Soundgarden Regain Control of Band Social Media Accounts
The latest development in the ongoing lawsuit between Chris Cornell’s widow, Vicky, and the surviving members of Soundgarden sees the band regain control of their official website and social media accounts, from which they’d been completely locked out since late 2019.
The band announced the news from their newly recaptured social media accounts, saying:
“Soundgarden and Vicky Cornell, the personal representative of the estate of Christopher Cornell, are pleased to announce that, effective June 15, 2021, they have come to temporary agreement that will transfer the Soundgarden social media accounts and website to the band’s remaining members, Kim Thayil, Matt Cameron, and Ben Shepherd and their managers, Red Light Management.
“This includes Soundgarden’s website [www.soundgardenworld.com], Facebook [facebook.com/Soundgarden], Instagram [instagram.com/soundgarden], and Twitter [twitter.com/soundgarden]. The agreement marks a productive first step towards healing and open dialogue, and the parties wish for the social media accounts to celebrate the band’s accomplishments and music, while continuing to honor Chris’ legacy.”

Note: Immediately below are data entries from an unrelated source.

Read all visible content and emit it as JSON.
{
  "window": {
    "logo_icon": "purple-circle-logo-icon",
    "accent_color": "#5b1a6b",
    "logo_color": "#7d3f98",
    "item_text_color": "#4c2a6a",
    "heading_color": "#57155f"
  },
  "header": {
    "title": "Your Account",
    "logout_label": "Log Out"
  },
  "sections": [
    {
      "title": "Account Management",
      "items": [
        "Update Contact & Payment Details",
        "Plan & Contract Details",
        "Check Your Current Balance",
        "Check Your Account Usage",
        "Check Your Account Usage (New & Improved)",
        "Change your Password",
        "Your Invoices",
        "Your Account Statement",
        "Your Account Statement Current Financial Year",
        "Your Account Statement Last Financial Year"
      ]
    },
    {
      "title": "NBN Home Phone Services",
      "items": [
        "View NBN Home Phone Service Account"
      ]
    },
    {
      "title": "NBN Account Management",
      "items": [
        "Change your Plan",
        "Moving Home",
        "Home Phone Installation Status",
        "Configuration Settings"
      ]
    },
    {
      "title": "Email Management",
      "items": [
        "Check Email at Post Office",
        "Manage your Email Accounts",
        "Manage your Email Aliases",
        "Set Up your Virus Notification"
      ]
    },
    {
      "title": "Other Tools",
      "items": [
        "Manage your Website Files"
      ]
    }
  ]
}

It is not currently clear what the meaning of “temporary” is in this context.
In a separate post, the band laid out guidelines for their social media accounts going forward, asking fans to leave personal attacks against band members (current or former) and their families off the pages, and threatening comment deletion for those who disobey as well as permanent banishment for repeat offenders:
“Hey Soundgarden friends, fans and family!
“Our site is intended to celebrate the music, achievements, career and legacy of the band along with news and information about any current and future plans, including relevant solo work. We encourage our fans to share their comments, praise and criticism, but we do expect these to be appropriate, courteous and respectful to each other and to the band. We are super stoked to have our socials return to discussions and posts about being in a f***ing great ROCK BAND!! Remember the guitars, drums, vocals and volume?!!! No more comments about wives, children, exes, significant others, siblings, parents, great aunts, 2nd cousins… etc. of any of the current or former band members… get it?!! It should go without saying, to the adults in the room, that there won’t be any threats, bullying or mocking of any kind, directed at anyone. Furthermore, don’t post discussions or inane conspiracy theories casting blame for harm to Chris Cornell. If anybody’s comments are inappropriate in these ways, they will be removed. If anybody’s comments are threatening, bullying or abusive, OR if we have to remove more than one of anybody’s comments, they will lose the opportunity to continue commenting on our site. We admire the character and caliber of all the fans who’ve supported and grown with us over the years, geez…decades!!
“Keep us proud! Peace and love to our brothers and sisters!!
Vicky and surviving members Kim Thayil (guitar), Ben Shepherd (bass), and Matt Cameron (drums), have been at odds since at least 2019, when Thayil alleged that Cornell’s vocal tracks for the final Soundgarden album were being withheld. Several months later, Vicky sued the band, alleging that they’ve been withholding the late singer’s royalties in an “unlawful attempt to strong-arm Chris’ Estate into turning over certain audio recordings created by Chris before he passed away.”
The band subsequently countersued, arguing that Cornell wasn’t the sole author of the recordings, and that they should therefore be returned to the band; that they learned about Cornell’s death from Facebook; and that Vicky used revenue from a Chris Cornell charity tribute concert for “personal purposes.” That final part of the countersuit was later dropped.
In February, Vicky filed a new complaint against the band, alleging the trio attempted to buy out her share of Soundgarden with an insultingly low offer of $300,000 — which she says is less than she made from Soundgarden-related royalties in 2018. The band denied the allegations.
In March, U.S. District Judge Michelle Peterson found a lack of evidence to prove Vicky’s claim that the band and their business manager have “shamefully conspired to wrongfully withhold… hundreds of thousands of dollars” in royalties from the Cornell estate. Consequently, Peterson recommended that two of Cornell’s six legal claims against the band be dismissed entirely. The case’s presiding judge, Robert S. Lasnik, was expected to make a final decision on the matter shortly.